[Extracted data entries]
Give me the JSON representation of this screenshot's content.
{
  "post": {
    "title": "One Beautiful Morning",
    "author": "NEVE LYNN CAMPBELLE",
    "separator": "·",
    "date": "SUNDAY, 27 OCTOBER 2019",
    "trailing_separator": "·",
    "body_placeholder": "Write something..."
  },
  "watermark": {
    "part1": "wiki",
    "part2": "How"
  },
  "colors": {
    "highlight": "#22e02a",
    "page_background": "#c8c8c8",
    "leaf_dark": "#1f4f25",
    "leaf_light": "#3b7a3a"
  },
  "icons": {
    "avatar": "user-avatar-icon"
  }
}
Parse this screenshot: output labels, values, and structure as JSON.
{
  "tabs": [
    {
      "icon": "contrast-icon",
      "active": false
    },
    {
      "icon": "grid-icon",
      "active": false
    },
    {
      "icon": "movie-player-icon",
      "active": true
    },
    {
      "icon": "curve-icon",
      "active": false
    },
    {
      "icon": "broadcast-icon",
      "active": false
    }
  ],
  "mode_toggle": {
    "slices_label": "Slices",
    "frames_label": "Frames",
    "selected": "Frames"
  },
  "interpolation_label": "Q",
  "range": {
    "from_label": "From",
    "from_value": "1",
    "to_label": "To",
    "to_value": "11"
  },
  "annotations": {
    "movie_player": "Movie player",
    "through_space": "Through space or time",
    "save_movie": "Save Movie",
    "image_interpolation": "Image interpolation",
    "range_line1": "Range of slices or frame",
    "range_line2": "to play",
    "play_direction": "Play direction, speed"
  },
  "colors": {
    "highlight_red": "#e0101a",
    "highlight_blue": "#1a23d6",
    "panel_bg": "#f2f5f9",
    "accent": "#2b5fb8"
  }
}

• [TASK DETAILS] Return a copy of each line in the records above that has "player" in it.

• [RESULT BELOW]
      "icon": "movie-player-icon",
    "movie_player": "Movie player",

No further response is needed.